Are you digging your own grave?
Burnout is not just a lifestyle diagnosis, burnout can destroy careers and lives.
According to the World Health Organization, Burn-out results from chronic workplace stress. Symptoms include exhaustion, negative feelings about your job, and a decrease in professional effectiveness.
Burnout does not just mean being tired. And burnout can’t be cured by taking a day off.
Trap #1: Cortisol
When you have burnout, your mind and your body lose the ability to recover. One reason for this is the concentration of the stress hormone cortisol in your blood.
In healthy individuals, cortisol levels are higher in the morning and then decrease during the day. This allows us to be alert in the morning and to sleep at night.
However, if the cortisol levels stay elevated due to chronic stress, it’s harder for us to relax and sleep at night.
That’s where the vicious circle starts: if you cannot sleep, your work performance is likely to drop. And as our society is not forgiving when it comes to decreased work performance, you will put more pressure on yourself. Competition is high, and the next candidate might be ready to take your job. Fear of losing your job creates additional stress. More stress, more cortisol, less sleep.
It’s like being in a trap.
There are many reasons for stress in the workplace, some of them due to external factors that you cannot influence such as inadequate working conditions, a leadership style dominated by pressure and fear, or hostility among coworkers.
Trap # 2: Not feeling valued
According to the German sociologist Johannes Siegrist, burnout can also be triggered by an imbalance of workload and the sense of being valued or acknowledged: over the course of 5 years, the risk of suffering from depression increases by 70% if an employee is continuously overstrained and not being sufficiently rewarded at the same time.
Not every productive employee is appreciated, but every appreciated employee is productive. Oleg Vishnepolsky
If you don’t feel valued, your motivation and engagement drop, which often leads to a decrease in productivity and performance, the less productive you are, the less appreciated you feel. Not just from others, but yourself.
Trap # 3: Lack of meaning
The risk of burnout increases when people don’t experience their work as meaningful anymore.
This trap is a partly a side-effect of Trap #2. If you don’t feel valued, you might think that what you are doing is pointless.
Apart from that, it’s harder to find meaning in your job, when you work against your values, your talents, or your calling.
Both of that will decrease engagement, which might then lead to another drop in productivity and self-appreciation.
How can you protect yourself from falling into a burnout trap?
No 1: Create Balance
Different pillars support our “self” and give meaning to our lives. One of them is work. If we only rely on work to feel accomplished and to have a purpose, we make ourselves vulnerable.
I used to be that kind of person: work was everything. I put an enormous amount of pressure on myself, which led to stress, insomnia, and health issues: I was caught in a burnout trap that I created all by myself.
Work is not everything, and it should never be the only thing that defines us. Understanding your value outside of work will make you less vulnerable and probably more effective at your work in the long run.
Who are you without your job?

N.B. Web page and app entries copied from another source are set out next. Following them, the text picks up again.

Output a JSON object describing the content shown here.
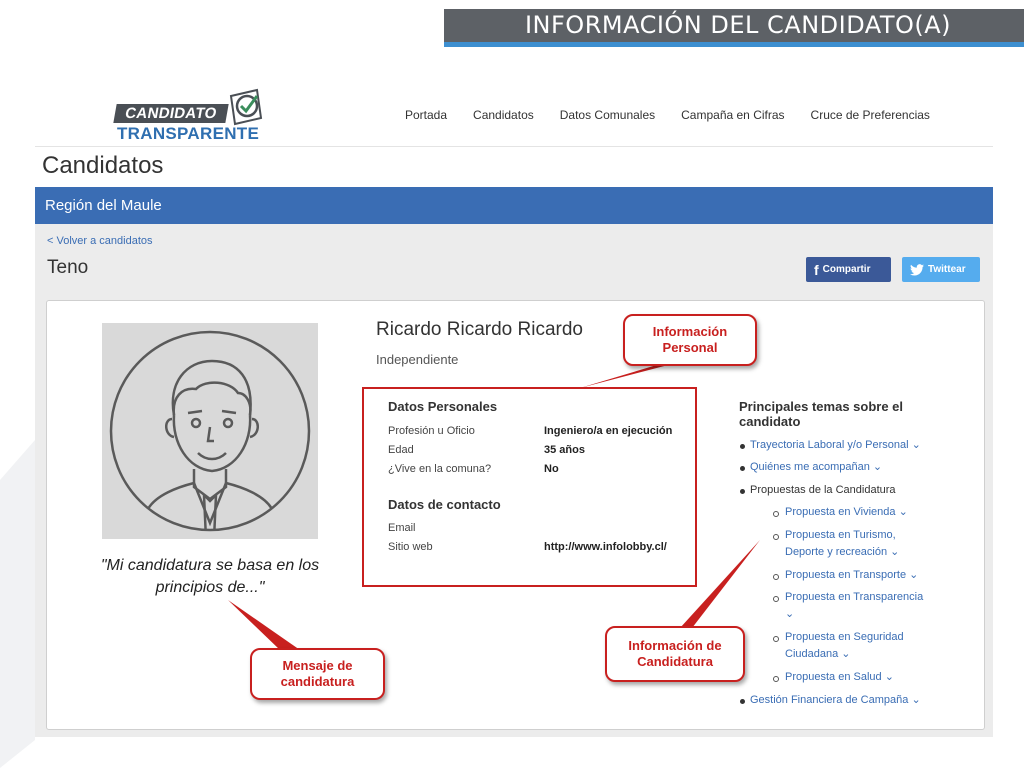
{
  "slide": {
    "title": "INFORMACIÓN DEL CANDIDATO(A)"
  },
  "site": {
    "logo_top": "CANDIDATO",
    "logo_bottom": "TRANSPARENTE",
    "nav": [
      "Portada",
      "Candidatos",
      "Datos Comunales",
      "Campaña en Cifras",
      "Cruce de Preferencias"
    ],
    "page_heading": "Candidatos",
    "region": "Región del Maule",
    "back_link": "< Volver a candidatos",
    "commune": "Teno",
    "share_facebook": "Compartir",
    "share_twitter": "Twittear"
  },
  "candidate": {
    "name": "Ricardo Ricardo Ricardo",
    "party": "Independiente",
    "quote": "\"Mi candidatura se basa en los principios de...\"",
    "personal_title": "Datos Personales",
    "personal_rows": [
      {
        "label": "Profesión u Oficio",
        "value": "Ingeniero/a en ejecución"
      },
      {
        "label": "Edad",
        "value": "35 años"
      },
      {
        "label": "¿Vive en la comuna?",
        "value": "No"
      }
    ],
    "contact_title": "Datos de contacto",
    "contact_rows": [
      {
        "label": "Email",
        "value": ""
      },
      {
        "label": "Sitio web",
        "value": "http://www.infolobby.cl/"
      }
    ],
    "topics_title": "Principales temas sobre el candidato",
    "topics": [
      {
        "label": "Trayectoria Laboral y/o Personal",
        "link": true
      },
      {
        "label": "Quiénes me acompañan",
        "link": true
      },
      {
        "label": "Propuestas de la Candidatura",
        "link": false
      },
      {
        "label": "Propuesta en Vivienda",
        "link": true
      },
      {
        "label": "Propuesta en Turismo, Deporte y recreación",
        "link": true
      },
      {
        "label": "Propuesta en Transporte",
        "link": true
      },
      {
        "label": "Propuesta en Transparencia",
        "link": true
      },
      {
        "label": "Propuesta en Seguridad Ciudadana",
        "link": true
      },
      {
        "label": "Propuesta en Salud",
        "link": true
      },
      {
        "label": "Gestión Financiera de Campaña",
        "link": true
      }
    ]
  },
  "annotations": {
    "personal": "Información Personal",
    "candidacy": "Información de Candidatura",
    "message": "Mensaje de candidatura"
  },
  "colors": {
    "accent_blue": "#3a6db4",
    "annotation_red": "#c8201f",
    "facebook": "#3b5998",
    "twitter": "#55acee"
  }
}
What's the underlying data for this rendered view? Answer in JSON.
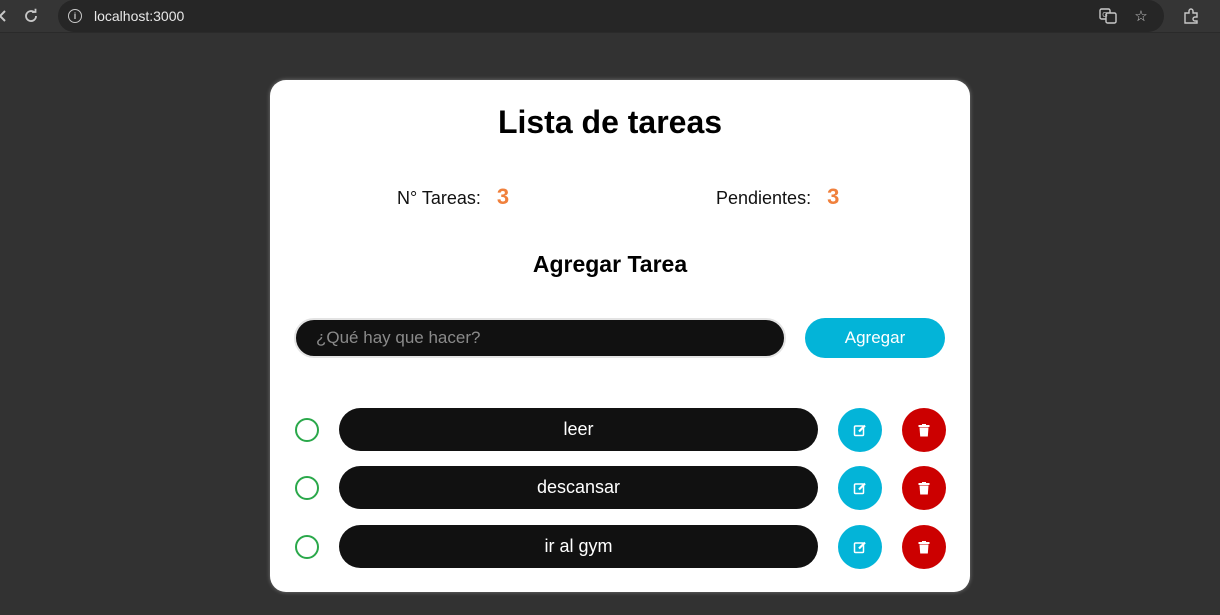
{
  "browser": {
    "url": "localhost:3000"
  },
  "app": {
    "title": "Lista de tareas",
    "stats": {
      "total_label": "N° Tareas:",
      "total_value": "3",
      "pending_label": "Pendientes:",
      "pending_value": "3"
    },
    "add_section": {
      "title": "Agregar Tarea",
      "input_placeholder": "¿Qué hay que hacer?",
      "input_value": "",
      "button_label": "Agregar"
    },
    "tasks": [
      {
        "text": "leer",
        "completed": false
      },
      {
        "text": "descansar",
        "completed": false
      },
      {
        "text": "ir al gym",
        "completed": false
      }
    ]
  },
  "colors": {
    "accent": "#03b4d8",
    "danger": "#cc0000",
    "counter": "#f0803c",
    "check": "#2aa84a"
  }
}
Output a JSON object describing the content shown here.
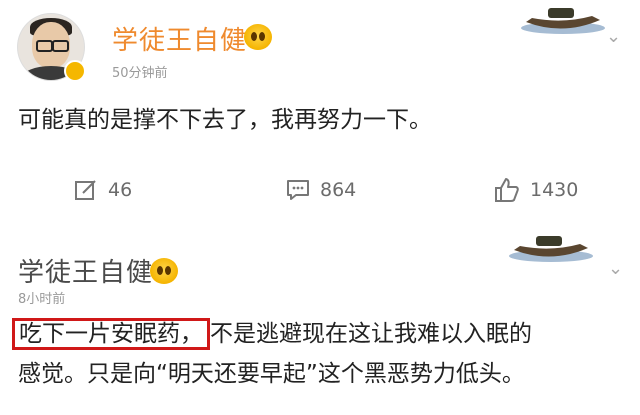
{
  "post1": {
    "author": "学徒王自健",
    "time": "50分钟前",
    "content": "可能真的是撑不下去了，我再努力一下。",
    "repost_count": "46",
    "comment_count": "864",
    "like_count": "1430"
  },
  "post2": {
    "author": "学徒王自健",
    "time": "8小时前",
    "highlight": "吃下一片安眠药，",
    "content_rest": "不是逃避现在这让我难以入眠的",
    "content_line2": "感觉。只是向“明天还要早起”这个黑恶势力低头。"
  },
  "icons": [
    "edit-icon",
    "comment-icon",
    "like-icon",
    "chevron-down-icon",
    "emoji-icon",
    "boat-sticker-icon"
  ],
  "colors": {
    "username_highlight": "#ef8a2e",
    "annotation_box": "#d01818",
    "meta_gray": "#9a9a9a"
  }
}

What’s left of you? Ask yourself and ask others. That might help you to find areas outside of work and within yourself that define you.
No 2: Connect with yourself
According to Management Coach Heinz Schenkel, who had suffered from burnout himself, one of the most critical factors in treating or preventing burnouts is to check-in with yourself to understand if what you are doing is still in line with your values and believes.
Do you feel that what you do is meaningful? Or does it at least support your values or is a stepping stone towards something else? My post, “Are you missing your calling?” is digging a little deeper into this topic.
No 3: Listen to your body
According to Dr. Prof. Ulrike Ehlert from the University of Zurich, chances of recovery are higher when you treat burnout at an early stage. That’s why it is crucial to listen to your body and watch out for warning signs such as insomnia, irritability, increased impatience, difficulties to concentrate, persistent exhaustion, or negative feelings regarding your job.
A burnout — like any other crisis — is often a necessary process that pushes you in a (new) direction. Of course, that’s hard to see when you are stuck in the middle of it, but it can help you to reflect your life and your life’s purpose and ultimately lead you to something more fulfilling.